Reinterpretations and re-workings of Giovanni Battista Pergolesi’s Stabat Mater are nothing new. The work’s delectable melodies and expressive harmonies, coupled with the myths surrounding its composition – Pergolesi’s retreat to a Neapolitan monastery and his death from tuberculosis weeks later at the age of 26 – prompted J. S. Bach, Paisiello, Salieri and others to try their hand at ‘improvements’.
No surprise, then, that Canadian conductor Bernard Labadie and the English Concert went for an alternative twist at this Eastertide concert. Out went the virginal ‘whiter than white’ approach that characterises many performances of this setting of the thirteenth century hymn about the sorrows of Mary at the foot of the cross. In came passion, drama and even a touch of waywardness.
In fact, Labadie cleverly found inspiration in precisely the qualities that so disturbed some of Pergolesi’s musical and ecclesiastical contemporaries. Written in 1736, the Stabat Mater followed Pergolesi’s hugely successful operatic intermezzo La Serva Padrona, and it uses the same musical language. Labadie and the English Concert therefore gave a strikingly operatic rendition of in amando Christum Deum, a dance-like version of Inflammatus et accensus and an astonishingly raw and intense reading of Fac ut portem Christi mortem.
Conductor and ensemble were fortunate in having two soloists who were perfectly attuned with this approach. Roberta Invernizzi and Sonia Prina have worked together before, collaborating on a disc of early opera and Baroque duets. Invernizzi’s light, bright soprano was the perfect foil for Prina’s muscular, supple contralto. It was Prina, though, who garnered most attention. Clad in a Kiss of the Spiderwoman gown, and clearly loving every minute of it, she articulated each phrase with consummate skill and care.
Both soloists demonstrated their mettle individually in the first half of the concert, with fine performances of Pergolesi’s Salve Regina (Invernizzi) and Vivaldi’s Stabat Mater (Prini). An early work from 1712, Vivaldi’s setting of the sorrows of Mary is a pale companion piece to Pergolesi’s version, but Labadie and the English Concert did their best to spice up this simple, but beautiful, work with plenty of variations in tempi and dynamics. Their only problem during the concert was an audible sourness in the upper strings. This unsettled several sections of the vocal works, and spoiled what would otherwise have been a hauntingly tranquil start to Vivaldi’s Sinfonia al Santo Sepolcro, which opened the concert.

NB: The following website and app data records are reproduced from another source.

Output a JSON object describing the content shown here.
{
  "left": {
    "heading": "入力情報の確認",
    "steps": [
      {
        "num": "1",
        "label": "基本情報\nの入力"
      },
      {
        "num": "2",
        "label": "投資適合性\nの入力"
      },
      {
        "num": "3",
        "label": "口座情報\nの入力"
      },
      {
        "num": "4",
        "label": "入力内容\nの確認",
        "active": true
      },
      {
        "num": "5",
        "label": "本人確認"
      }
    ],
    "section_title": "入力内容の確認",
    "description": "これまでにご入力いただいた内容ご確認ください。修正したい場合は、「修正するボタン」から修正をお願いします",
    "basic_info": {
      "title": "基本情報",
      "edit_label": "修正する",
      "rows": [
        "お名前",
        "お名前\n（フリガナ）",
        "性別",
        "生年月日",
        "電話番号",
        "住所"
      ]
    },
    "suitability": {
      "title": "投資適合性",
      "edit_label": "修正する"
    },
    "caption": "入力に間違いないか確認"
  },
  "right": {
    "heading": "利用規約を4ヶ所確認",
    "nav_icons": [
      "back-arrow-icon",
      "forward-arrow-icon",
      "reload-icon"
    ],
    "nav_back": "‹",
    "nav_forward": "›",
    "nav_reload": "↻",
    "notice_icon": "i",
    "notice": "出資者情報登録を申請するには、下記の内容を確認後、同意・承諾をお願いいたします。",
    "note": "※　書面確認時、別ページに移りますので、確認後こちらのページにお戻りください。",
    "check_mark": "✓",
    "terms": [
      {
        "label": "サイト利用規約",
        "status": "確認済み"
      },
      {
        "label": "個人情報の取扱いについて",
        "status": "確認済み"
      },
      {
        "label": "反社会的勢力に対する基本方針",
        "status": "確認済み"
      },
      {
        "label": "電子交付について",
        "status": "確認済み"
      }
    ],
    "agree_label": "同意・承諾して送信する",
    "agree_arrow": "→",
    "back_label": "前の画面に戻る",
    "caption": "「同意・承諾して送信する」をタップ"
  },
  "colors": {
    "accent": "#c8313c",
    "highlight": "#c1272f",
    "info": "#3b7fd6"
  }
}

Further details of Wigmore Hall concerts can be found at wigmore-hall.org.uk.